7. Monitor and analyze your content marketing ROI
You should keep an eye on your content marketing's return on investment (ROI) because consumer tastes change with industry trends, which affects how they act. Continually monitoring relevant content marketing metrics to track ROI on a regular basis will help you identify trends and patterns in user behavior and adjust for them before they have a negative impact.
Monitoring your ROI in real time can also help you figure out how well your campaigns are doing and where you can make changes. If you don't keep track of your content marketing's return on investment (ROI), you could waste resources and miss opportunities to maximize the returns from your strategy.

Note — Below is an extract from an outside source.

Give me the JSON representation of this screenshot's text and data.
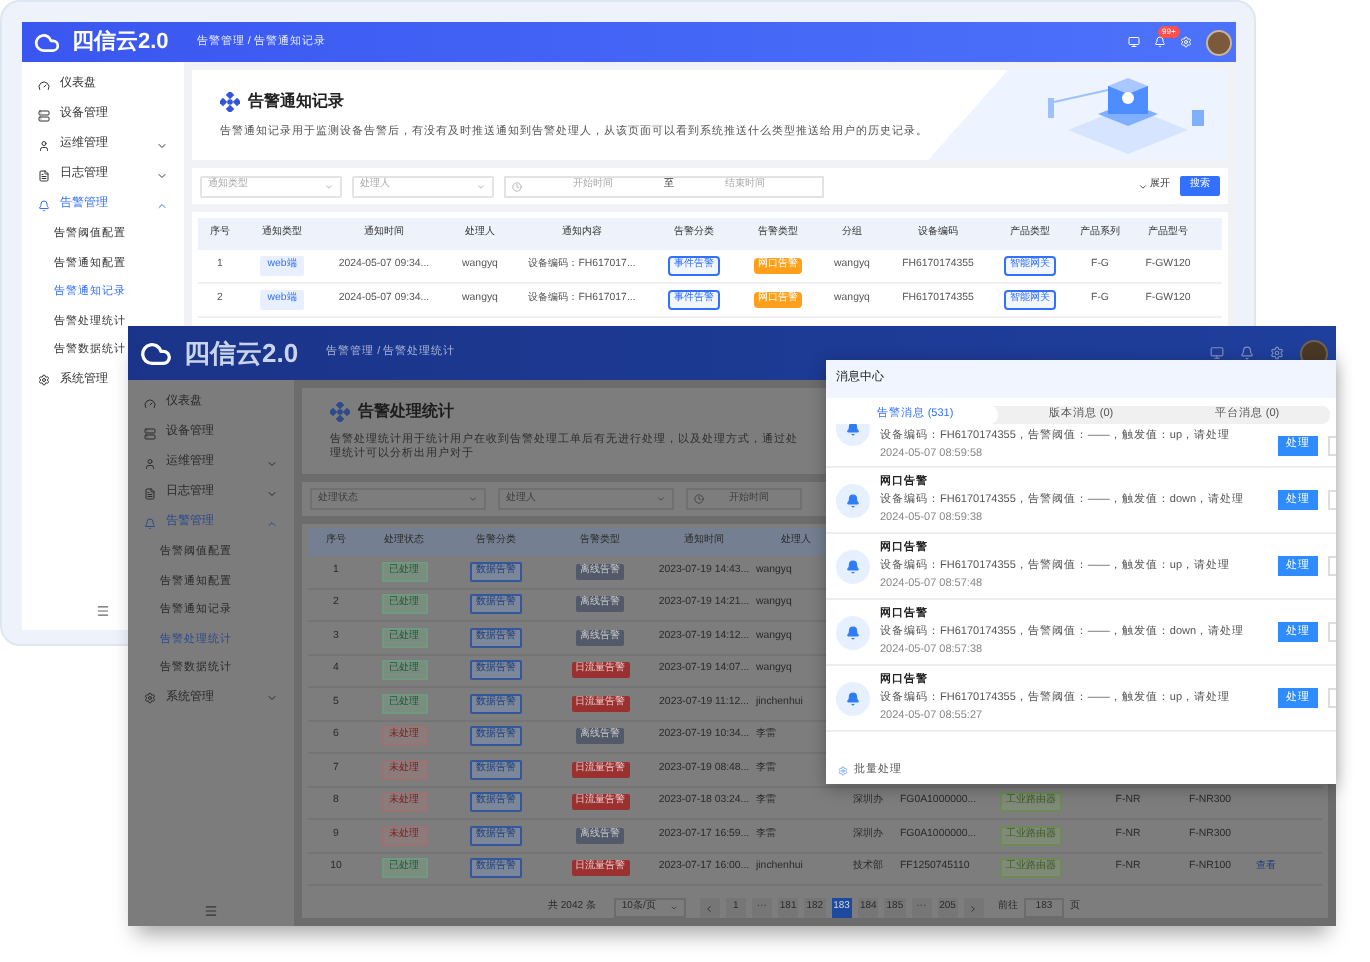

Without monitoring your content marketing ROI, you may not notice when your campaigns start to perform poorly. This can lead to a decline in web traffic, engagement, and conversions, which can harm your business.
It's also important for you to continue measuring your ROI if you have a recurring revenue model. You can compare your customer acquisition cost against their lifetime value to determine how long it takes you to break even, and generate positive returns.
For example, if it costs you $1000 to acquire a single customer from your content marketing, and the average customer sticks with you for 9 months paying $200 per month, your customer lifetime value is 9 months x $200 which is $1800.
Your final ROI in that case would be 1.8 times or 180%. Not a negative 80% which is the return you'd calculate if you only measured ROI for the first purchase.
- If you're spending money on producing and distributing content, you should be tracking how much money it generates for your business
- Tracking content marketing ROI can help you identify which content types and formats work best, and reallocate resources and focus on these areas
- If you don't measure the return on investment of your content marketing, you may waste resources and miss chances to improve and optimize your content marketing strategy
- Measuring content marketing success in terms of the returns it generates can be critical for proving marketing efforts and gaining support for new projects and ideas
- Without measuring ROI, it would be difficult to justify the expenses you incur on content and determine the effectiveness of your efforts
Ultimately, the goal of content marketing ROI analysis is to determine whether your investment in content marketing is generating a positive return for your business. Measuring and analyzing these metrics can help you identify areas where your content is most effective and make data-driven decisions to optimize your content strategy.